Data records section start

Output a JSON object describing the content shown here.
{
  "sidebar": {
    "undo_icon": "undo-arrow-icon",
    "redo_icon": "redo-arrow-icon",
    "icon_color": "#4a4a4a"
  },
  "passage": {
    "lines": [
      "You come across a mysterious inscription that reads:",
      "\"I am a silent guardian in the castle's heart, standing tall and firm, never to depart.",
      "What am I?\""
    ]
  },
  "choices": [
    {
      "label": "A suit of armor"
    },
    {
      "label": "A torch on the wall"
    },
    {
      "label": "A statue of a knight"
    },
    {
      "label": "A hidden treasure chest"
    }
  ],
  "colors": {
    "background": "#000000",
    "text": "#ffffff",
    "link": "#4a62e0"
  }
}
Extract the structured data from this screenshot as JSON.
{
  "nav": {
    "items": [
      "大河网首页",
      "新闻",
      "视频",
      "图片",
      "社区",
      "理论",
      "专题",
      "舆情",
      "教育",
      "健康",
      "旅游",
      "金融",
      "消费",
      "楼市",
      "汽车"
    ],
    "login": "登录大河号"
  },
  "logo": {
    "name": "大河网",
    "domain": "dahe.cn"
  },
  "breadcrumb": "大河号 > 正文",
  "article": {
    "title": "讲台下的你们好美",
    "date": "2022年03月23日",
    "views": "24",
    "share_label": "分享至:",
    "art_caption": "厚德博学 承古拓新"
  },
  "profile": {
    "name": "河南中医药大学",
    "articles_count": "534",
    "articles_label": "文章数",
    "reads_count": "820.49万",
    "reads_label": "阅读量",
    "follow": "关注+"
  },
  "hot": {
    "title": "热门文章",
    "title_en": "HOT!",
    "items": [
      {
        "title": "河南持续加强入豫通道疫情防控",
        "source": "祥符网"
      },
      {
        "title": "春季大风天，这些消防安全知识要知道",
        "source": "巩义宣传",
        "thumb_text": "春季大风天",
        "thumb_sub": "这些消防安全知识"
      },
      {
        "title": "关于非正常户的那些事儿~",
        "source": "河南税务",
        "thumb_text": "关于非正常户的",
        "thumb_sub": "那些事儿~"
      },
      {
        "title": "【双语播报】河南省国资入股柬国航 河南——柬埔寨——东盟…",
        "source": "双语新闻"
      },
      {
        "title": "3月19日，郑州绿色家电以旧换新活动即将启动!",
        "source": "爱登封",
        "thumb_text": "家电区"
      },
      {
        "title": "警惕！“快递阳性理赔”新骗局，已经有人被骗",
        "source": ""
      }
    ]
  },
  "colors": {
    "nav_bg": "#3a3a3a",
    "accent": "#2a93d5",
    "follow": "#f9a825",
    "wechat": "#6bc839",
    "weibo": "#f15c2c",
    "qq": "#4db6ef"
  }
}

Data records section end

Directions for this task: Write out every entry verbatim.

Exercise solution:
Output a JSON object describing the content shown here.
{
  "sidebar": {
    "undo_icon": "undo-arrow-icon",
    "redo_icon": "redo-arrow-icon",
    "icon_color": "#4a4a4a"
  },
  "passage": {
    "lines": [
      "You come across a mysterious inscription that reads:",
      "\"I am a silent guardian in the castle's heart, standing tall and firm, never to depart.",
      "What am I?\""
    ]
  },
  "choices": [
    {
      "label": "A suit of armor"
    },
    {
      "label": "A torch on the wall"
    },
    {
      "label": "A statue of a knight"
    },
    {
      "label": "A hidden treasure chest"
    }
  ],
  "colors": {
    "background": "#000000",
    "text": "#ffffff",
    "link": "#4a62e0"
  }
}
Extract the structured data from this screenshot as JSON.
{
  "nav": {
    "items": [
      "大河网首页",
      "新闻",
      "视频",
      "图片",
      "社区",
      "理论",
      "专题",
      "舆情",
      "教育",
      "健康",
      "旅游",
      "金融",
      "消费",
      "楼市",
      "汽车"
    ],
    "login": "登录大河号"
  },
  "logo": {
    "name": "大河网",
    "domain": "dahe.cn"
  },
  "breadcrumb": "大河号 > 正文",
  "article": {
    "title": "讲台下的你们好美",
    "date": "2022年03月23日",
    "views": "24",
    "share_label": "分享至:",
    "art_caption": "厚德博学 承古拓新"
  },
  "profile": {
    "name": "河南中医药大学",
    "articles_count": "534",
    "articles_label": "文章数",
    "reads_count": "820.49万",
    "reads_label": "阅读量",
    "follow": "关注+"
  },
  "hot": {
    "title": "热门文章",
    "title_en": "HOT!",
    "items": [
      {
        "title": "河南持续加强入豫通道疫情防控",
        "source": "祥符网"
      },
      {
        "title": "春季大风天，这些消防安全知识要知道",
        "source": "巩义宣传",
        "thumb_text": "春季大风天",
        "thumb_sub": "这些消防安全知识"
      },
      {
        "title": "关于非正常户的那些事儿~",
        "source": "河南税务",
        "thumb_text": "关于非正常户的",
        "thumb_sub": "那些事儿~"
      },
      {
        "title": "【双语播报】河南省国资入股柬国航 河南——柬埔寨——东盟…",
        "source": "双语新闻"
      },
      {
        "title": "3月19日，郑州绿色家电以旧换新活动即将启动!",
        "source": "爱登封",
        "thumb_text": "家电区"
      },
      {
        "title": "警惕！“快递阳性理赔”新骗局，已经有人被骗",
        "source": ""
      }
    ]
  },
  "colors": {
    "nav_bg": "#3a3a3a",
    "accent": "#2a93d5",
    "follow": "#f9a825",
    "wechat": "#6bc839",
    "weibo": "#f15c2c",
    "qq": "#4db6ef"
  }
}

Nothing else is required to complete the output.